- **Goal of the exercise**
Scan the entries below for the word "icon". Copy out every line in which it occurs.
*** Opening Material provided ***
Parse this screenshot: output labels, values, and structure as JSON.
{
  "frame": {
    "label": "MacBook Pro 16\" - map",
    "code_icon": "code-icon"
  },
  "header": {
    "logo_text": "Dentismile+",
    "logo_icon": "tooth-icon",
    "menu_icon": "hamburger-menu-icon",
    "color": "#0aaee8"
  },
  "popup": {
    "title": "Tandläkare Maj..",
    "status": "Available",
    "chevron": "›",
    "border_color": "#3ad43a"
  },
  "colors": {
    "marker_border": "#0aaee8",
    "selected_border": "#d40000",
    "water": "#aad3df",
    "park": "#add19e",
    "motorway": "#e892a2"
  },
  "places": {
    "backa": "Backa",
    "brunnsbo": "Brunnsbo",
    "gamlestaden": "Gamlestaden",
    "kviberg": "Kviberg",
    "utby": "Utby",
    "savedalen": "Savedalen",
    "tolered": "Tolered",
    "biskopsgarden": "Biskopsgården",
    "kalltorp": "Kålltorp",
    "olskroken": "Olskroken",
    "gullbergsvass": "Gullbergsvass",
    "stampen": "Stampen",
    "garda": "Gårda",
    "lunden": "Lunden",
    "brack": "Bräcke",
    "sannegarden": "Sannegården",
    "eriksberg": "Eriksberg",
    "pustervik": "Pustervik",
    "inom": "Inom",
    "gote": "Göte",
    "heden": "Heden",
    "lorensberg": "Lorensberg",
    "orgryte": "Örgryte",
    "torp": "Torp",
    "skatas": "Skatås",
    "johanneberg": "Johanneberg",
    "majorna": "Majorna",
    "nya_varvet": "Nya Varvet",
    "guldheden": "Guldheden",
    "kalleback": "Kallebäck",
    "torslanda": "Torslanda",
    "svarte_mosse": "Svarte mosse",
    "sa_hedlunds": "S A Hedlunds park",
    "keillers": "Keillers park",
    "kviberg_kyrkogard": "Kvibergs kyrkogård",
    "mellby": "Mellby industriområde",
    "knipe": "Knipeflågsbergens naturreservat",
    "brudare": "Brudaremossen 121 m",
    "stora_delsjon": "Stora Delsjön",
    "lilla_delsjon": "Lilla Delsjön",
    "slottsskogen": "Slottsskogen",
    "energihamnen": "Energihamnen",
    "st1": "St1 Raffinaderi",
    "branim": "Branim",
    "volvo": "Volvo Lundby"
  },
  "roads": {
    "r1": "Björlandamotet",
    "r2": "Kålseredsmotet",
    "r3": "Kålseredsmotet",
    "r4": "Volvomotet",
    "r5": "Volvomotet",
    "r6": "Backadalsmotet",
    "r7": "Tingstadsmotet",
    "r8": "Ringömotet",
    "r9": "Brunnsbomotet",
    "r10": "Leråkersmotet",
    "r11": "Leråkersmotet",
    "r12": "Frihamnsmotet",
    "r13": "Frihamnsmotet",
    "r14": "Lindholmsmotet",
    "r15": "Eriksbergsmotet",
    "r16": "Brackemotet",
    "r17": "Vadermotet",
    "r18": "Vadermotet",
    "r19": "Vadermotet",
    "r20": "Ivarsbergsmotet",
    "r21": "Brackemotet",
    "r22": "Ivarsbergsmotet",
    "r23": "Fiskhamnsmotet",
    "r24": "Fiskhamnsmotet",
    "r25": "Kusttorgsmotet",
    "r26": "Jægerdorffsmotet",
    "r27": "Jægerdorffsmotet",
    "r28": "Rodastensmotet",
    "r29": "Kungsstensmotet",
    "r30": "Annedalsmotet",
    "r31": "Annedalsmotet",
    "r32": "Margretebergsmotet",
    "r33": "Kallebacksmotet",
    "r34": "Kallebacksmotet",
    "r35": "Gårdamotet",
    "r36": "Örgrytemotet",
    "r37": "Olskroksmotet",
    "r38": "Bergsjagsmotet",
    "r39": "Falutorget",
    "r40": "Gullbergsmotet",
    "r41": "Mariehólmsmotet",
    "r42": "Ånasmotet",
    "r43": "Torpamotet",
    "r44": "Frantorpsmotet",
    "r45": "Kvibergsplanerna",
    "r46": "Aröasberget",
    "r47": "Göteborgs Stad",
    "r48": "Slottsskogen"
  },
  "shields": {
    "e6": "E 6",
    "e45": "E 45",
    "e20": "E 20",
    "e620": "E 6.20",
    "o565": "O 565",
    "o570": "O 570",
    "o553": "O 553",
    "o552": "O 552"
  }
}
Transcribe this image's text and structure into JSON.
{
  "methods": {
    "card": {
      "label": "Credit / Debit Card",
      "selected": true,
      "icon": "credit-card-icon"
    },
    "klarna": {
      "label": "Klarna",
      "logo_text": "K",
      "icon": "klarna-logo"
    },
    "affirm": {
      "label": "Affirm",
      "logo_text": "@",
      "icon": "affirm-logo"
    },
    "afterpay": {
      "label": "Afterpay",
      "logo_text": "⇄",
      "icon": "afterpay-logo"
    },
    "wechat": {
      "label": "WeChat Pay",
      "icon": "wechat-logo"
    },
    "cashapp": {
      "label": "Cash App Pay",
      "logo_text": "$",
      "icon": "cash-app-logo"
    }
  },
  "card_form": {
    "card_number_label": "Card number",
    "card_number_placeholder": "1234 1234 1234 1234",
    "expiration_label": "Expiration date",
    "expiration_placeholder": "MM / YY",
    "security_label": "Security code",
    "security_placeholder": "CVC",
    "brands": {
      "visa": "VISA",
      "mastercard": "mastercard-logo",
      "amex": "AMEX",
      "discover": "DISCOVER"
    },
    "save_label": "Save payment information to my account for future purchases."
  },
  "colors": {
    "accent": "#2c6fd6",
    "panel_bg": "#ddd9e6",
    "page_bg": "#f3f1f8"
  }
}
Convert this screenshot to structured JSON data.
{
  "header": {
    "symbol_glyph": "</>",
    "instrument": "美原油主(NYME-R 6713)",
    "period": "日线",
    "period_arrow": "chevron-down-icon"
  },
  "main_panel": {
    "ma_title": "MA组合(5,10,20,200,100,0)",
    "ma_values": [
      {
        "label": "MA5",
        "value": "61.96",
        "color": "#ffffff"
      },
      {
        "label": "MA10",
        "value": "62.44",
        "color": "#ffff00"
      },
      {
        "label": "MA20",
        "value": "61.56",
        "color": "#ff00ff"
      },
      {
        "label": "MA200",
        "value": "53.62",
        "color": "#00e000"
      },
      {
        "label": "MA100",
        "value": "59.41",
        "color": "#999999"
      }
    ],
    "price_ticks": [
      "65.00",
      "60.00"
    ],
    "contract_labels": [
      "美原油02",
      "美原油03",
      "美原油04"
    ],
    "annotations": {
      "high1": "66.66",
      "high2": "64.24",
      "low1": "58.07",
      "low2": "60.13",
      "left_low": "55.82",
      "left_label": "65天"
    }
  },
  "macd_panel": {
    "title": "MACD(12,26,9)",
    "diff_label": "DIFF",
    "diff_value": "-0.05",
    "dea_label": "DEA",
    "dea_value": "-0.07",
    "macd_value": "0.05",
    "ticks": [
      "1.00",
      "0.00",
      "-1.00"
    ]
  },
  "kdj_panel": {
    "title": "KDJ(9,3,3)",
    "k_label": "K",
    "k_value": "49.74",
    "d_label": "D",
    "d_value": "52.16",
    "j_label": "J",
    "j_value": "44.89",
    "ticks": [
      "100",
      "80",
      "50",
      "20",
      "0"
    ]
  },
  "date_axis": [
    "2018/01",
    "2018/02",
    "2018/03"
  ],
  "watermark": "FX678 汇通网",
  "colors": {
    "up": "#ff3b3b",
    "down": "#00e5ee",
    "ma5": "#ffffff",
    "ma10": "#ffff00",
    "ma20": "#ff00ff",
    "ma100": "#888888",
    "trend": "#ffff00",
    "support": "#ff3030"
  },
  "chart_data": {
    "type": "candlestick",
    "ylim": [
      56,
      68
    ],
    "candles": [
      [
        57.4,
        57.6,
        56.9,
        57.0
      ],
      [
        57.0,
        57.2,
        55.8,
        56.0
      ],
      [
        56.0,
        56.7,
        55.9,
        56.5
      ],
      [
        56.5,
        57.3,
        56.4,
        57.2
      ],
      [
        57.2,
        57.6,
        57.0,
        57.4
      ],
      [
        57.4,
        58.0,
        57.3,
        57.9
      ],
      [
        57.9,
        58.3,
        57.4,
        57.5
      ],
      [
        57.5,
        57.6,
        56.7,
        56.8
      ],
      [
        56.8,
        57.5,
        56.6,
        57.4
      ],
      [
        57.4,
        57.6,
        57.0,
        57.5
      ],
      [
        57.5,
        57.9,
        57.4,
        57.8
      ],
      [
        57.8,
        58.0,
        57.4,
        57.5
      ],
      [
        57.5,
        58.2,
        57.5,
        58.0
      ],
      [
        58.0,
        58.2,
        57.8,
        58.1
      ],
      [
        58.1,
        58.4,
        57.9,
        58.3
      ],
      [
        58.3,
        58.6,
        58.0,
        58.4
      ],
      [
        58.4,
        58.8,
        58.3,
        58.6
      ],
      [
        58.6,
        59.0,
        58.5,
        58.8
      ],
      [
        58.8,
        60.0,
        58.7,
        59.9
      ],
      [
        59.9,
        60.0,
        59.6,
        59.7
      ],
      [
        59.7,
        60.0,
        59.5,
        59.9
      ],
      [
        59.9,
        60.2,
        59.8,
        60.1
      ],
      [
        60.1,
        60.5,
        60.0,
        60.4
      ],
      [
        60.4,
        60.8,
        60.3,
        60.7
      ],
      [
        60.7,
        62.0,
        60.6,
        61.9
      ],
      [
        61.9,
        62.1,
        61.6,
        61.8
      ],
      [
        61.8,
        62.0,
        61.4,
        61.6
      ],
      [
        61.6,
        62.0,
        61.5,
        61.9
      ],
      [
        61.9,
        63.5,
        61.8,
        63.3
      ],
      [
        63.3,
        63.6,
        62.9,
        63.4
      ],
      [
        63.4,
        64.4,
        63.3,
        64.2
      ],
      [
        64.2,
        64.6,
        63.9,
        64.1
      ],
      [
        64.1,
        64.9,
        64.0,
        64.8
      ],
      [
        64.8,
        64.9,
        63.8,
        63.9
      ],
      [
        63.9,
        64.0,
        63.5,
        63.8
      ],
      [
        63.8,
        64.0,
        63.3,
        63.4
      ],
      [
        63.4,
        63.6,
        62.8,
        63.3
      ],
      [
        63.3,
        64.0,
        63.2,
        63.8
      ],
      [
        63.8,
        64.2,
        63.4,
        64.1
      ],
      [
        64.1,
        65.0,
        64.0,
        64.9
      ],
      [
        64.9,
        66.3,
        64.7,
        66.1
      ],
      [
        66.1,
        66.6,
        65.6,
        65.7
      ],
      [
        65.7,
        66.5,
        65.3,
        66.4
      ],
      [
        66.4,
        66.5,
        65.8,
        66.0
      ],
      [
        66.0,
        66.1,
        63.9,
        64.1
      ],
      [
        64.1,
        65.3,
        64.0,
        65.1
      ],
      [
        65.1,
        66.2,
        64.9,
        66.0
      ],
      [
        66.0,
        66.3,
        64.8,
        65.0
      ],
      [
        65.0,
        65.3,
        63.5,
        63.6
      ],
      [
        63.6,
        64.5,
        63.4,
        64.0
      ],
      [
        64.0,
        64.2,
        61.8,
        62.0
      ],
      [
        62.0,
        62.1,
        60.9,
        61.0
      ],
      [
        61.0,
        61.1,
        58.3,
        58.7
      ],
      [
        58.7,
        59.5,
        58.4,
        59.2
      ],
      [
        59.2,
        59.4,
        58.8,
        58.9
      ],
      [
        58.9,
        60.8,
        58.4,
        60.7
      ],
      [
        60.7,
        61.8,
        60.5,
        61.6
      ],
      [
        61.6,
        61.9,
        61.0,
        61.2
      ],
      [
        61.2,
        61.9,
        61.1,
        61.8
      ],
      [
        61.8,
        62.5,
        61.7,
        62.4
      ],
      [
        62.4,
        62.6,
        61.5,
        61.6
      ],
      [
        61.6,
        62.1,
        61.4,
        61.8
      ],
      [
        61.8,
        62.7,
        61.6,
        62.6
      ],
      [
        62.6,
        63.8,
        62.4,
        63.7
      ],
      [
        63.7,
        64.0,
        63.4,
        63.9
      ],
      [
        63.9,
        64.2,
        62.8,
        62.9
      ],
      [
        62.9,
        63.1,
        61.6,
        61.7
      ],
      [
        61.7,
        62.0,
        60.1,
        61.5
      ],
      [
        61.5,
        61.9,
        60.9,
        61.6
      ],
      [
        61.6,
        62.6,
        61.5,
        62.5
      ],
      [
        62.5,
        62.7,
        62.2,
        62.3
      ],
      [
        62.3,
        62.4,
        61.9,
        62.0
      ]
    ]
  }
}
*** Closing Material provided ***
- **Exercise output**
    "code_icon": "code-icon"
    "logo_icon": "tooth-icon",
    "menu_icon": "hamburger-menu-icon",
      "icon": "credit-card-icon"
      "icon": "klarna-logo"
      "icon": "affirm-logo"
      "icon": "afterpay-logo"
      "icon": "wechat-logo"
      "icon": "cash-app-logo"
    "period_arrow": "chevron-down-icon"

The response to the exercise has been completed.